The Return of Latino Outdoors in Humboldt

Karina Ramos Villalobos, EcoNews Intern

Latino Outdoors Humboldt chapter supported Cumbre Humboldt in organizing a family field trip for Loleta Elementary School. They visited Grizzly Creek Redwoods State Park, hiked in the forest and swam in the Van Duzen River. By Selene Castillo.

As COVID-19 restrictions have lifted, people are connecting again and organizations like Latino Outdoors Humboldt are striving to host outdoor events, workshops and community spaces.

“The best and strongest way to get involved is to become a volunteer, which we desperately need right now to get events going,” said an active volunteer with Latino Outdoors Humboldt, Selene Castillo. “I think the benefits are really good so it does make it feasible for someone who has no experience with community engagement.”

Latino Outdoors Humboldt is a regional local chapter connected with the nationwide organization, Latino Outdoors (LO) that prioritizes outdoor programming. 

Originally from Fontana, California, Castillo started volunteering with LO Humboldt in March 2022 once she returned to Humboldt County after years of living out of the area. Castillo graduated from Cal Poly Humboldt with a bachelor’s degree in wildlife management in 2017. 

“We have chapters nationwide, some of them have been able to remain active during quarantine like San Francisco and Los Angeles,” Castillo said. “At least here in Humboldt, our chapter has kind of been dormant because we have so few volunteers and availability has shifted due to life.”

There are about 31 LO chapters nationwide. Any person who is interested in starting a chapter to grow community is supported.

“It’s a pretty sophisticated volunteer organization because there’s insurance that covers us, we get reimbursed for our mileage or for any supplies that we purchase,” Castillo said. “There are also professional development opportunities. They check in monthly with you and see what you are up to doing and document everything really well.”

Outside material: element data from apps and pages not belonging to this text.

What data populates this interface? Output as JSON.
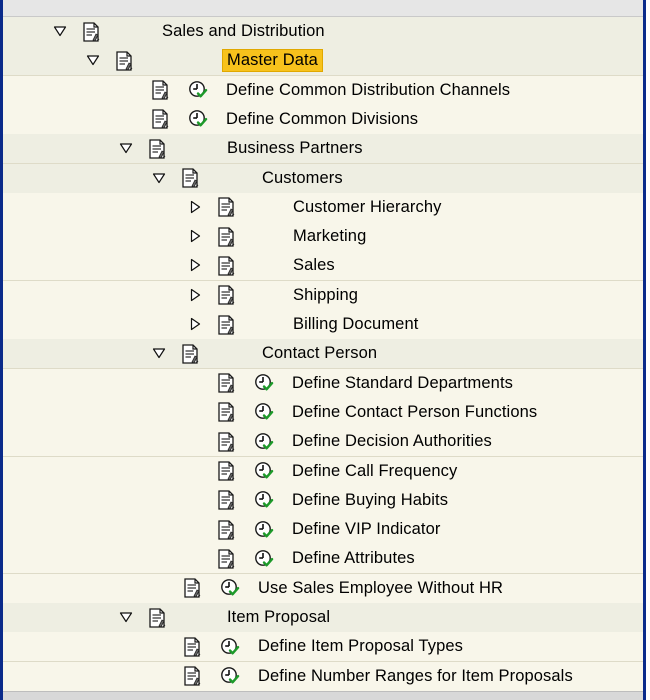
{
  "tree": [
    {
      "label": "Sales and Distribution",
      "level": 0,
      "node": "branch",
      "state": "expanded",
      "clock": false,
      "highlight": false
    },
    {
      "label": "Master Data",
      "level": 1,
      "node": "branch",
      "state": "expanded",
      "clock": false,
      "highlight": true
    },
    {
      "label": "Define Common Distribution Channels",
      "level": 2,
      "node": "activity",
      "state": "",
      "clock": true,
      "highlight": false
    },
    {
      "label": "Define Common Divisions",
      "level": 2,
      "node": "activity",
      "state": "",
      "clock": true,
      "highlight": false
    },
    {
      "label": "Business Partners",
      "level": 2,
      "node": "branch",
      "state": "expanded",
      "clock": false,
      "highlight": false
    },
    {
      "label": "Customers",
      "level": 3,
      "node": "branch",
      "state": "expanded",
      "clock": false,
      "highlight": false
    },
    {
      "label": "Customer Hierarchy",
      "level": 4,
      "node": "branch",
      "state": "collapsed",
      "clock": false,
      "highlight": false
    },
    {
      "label": "Marketing",
      "level": 4,
      "node": "branch",
      "state": "collapsed",
      "clock": false,
      "highlight": false
    },
    {
      "label": "Sales",
      "level": 4,
      "node": "branch",
      "state": "collapsed",
      "clock": false,
      "highlight": false
    },
    {
      "label": "Shipping",
      "level": 4,
      "node": "branch",
      "state": "collapsed",
      "clock": false,
      "highlight": false
    },
    {
      "label": "Billing Document",
      "level": 4,
      "node": "branch",
      "state": "collapsed",
      "clock": false,
      "highlight": false
    },
    {
      "label": "Contact Person",
      "level": 3,
      "node": "branch",
      "state": "expanded",
      "clock": false,
      "highlight": false
    },
    {
      "label": "Define Standard Departments",
      "level": 4,
      "node": "activity",
      "state": "",
      "clock": true,
      "highlight": false
    },
    {
      "label": "Define Contact Person Functions",
      "level": 4,
      "node": "activity",
      "state": "",
      "clock": true,
      "highlight": false
    },
    {
      "label": "Define Decision Authorities",
      "level": 4,
      "node": "activity",
      "state": "",
      "clock": true,
      "highlight": false
    },
    {
      "label": "Define Call Frequency",
      "level": 4,
      "node": "activity",
      "state": "",
      "clock": true,
      "highlight": false
    },
    {
      "label": "Define Buying Habits",
      "level": 4,
      "node": "activity",
      "state": "",
      "clock": true,
      "highlight": false
    },
    {
      "label": "Define VIP Indicator",
      "level": 4,
      "node": "activity",
      "state": "",
      "clock": true,
      "highlight": false
    },
    {
      "label": "Define Attributes",
      "level": 4,
      "node": "activity",
      "state": "",
      "clock": true,
      "highlight": false
    },
    {
      "label": "Use Sales Employee Without HR",
      "level": 3,
      "node": "activity",
      "state": "",
      "clock": true,
      "highlight": false
    },
    {
      "label": "Item Proposal",
      "level": 2,
      "node": "branch",
      "state": "expanded",
      "clock": false,
      "highlight": false
    },
    {
      "label": "Define Item Proposal Types",
      "level": 3,
      "node": "activity",
      "state": "",
      "clock": true,
      "highlight": false
    },
    {
      "label": "Define Number Ranges for Item Proposals",
      "level": 3,
      "node": "activity",
      "state": "",
      "clock": true,
      "highlight": false
    }
  ],
  "icons": {
    "expanded": "triangle-down-icon",
    "collapsed": "triangle-right-icon",
    "document": "document-icon",
    "execute": "execute-clock-icon"
  },
  "colors": {
    "highlight": "#f7c21c",
    "tree_background": "#f8f6ea",
    "border": "#0a2a8a",
    "check_green": "#1d9a2a"
  }
}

Latino Outdoors Humboldt at Houda point beach for Explorando Juntos with Friends of the Dunes and Trinidad Coastal Land Trust. They explored tide pools and dug up invertebrates in the sand. By Selene Castillo.

According to Castillo, the LO national organization checks in monthly with each regional chapter to understand what the chapter is up to. Each chapter conducts their own events, workshops, and provides resources based on their surroundings and what caters to their community.   

“We want to be all-inclusive,” Castillo said. “This would also include Afro-Latinx into the Black community. There has been more movement also for people with different physical capabilities as well as Queer communities. We aim to be inclusive, accepting and inviting to all of these communities that fall under the Latinx umbrella.”

Latino Outdoors Humboldt’s goal is to find and connect with Latinx communities and inspire people to join their events or engagements to learn more about the outdoors and continue to expand their chapter after the decline in activity from the pandemic.

 Latino Outdoors History, Nationwide and Humboldt chapter

Organizers Ruby Rodríguez, Leslie Caballero and Daisy Rios Reveles started the Latino Outdoors Humboldt chapter in Feb. 2016 while they were all in their last semester of college at Cal Poly Humboldt. It took them a couple of years to get a team together and move forward with the process. Now, four years later Rodríguez is the Director of Programs and Operations for the nationwide Latino Outdoors organization.

“I mean this is the dream story really— she worked her way up from somebody who saw it online to somebody that said ‘I think I’ll join’ to somebody who joined and participated then volunteered and then led the regional chapter,” said Program Manager, Communications Christian La Mont. “When the job opened up [she] applied and became the Director of Programming for our national Latino Outdoors.”

Originally from Fresno, Rodríguez studied in the recreational program and graduated from Cal Poly Humboldt in 2016. 

“LO was there when I needed my emotional support and LO was there in my early professional development,” Rodríguez said. “It served so many different needs of mine as a community member, a mother, a student and a professional. It’s been a really beautiful journey and experience.”

On Oct. 28 Latino Outdoors Humboldt will be hosting a ‘Boogey Bike Ride’ and costumes are encouraged. People will gather at the Arcata Plaza at 10 a.m. 

For more information about future events or ways to volunteer follow @lohumboldt on Instagram, or connect through Facebook under the ‘Latino Outdoors Humboldt’ group. People are encouraged to reach out to ask questions or for guidance while navigating the outdoors.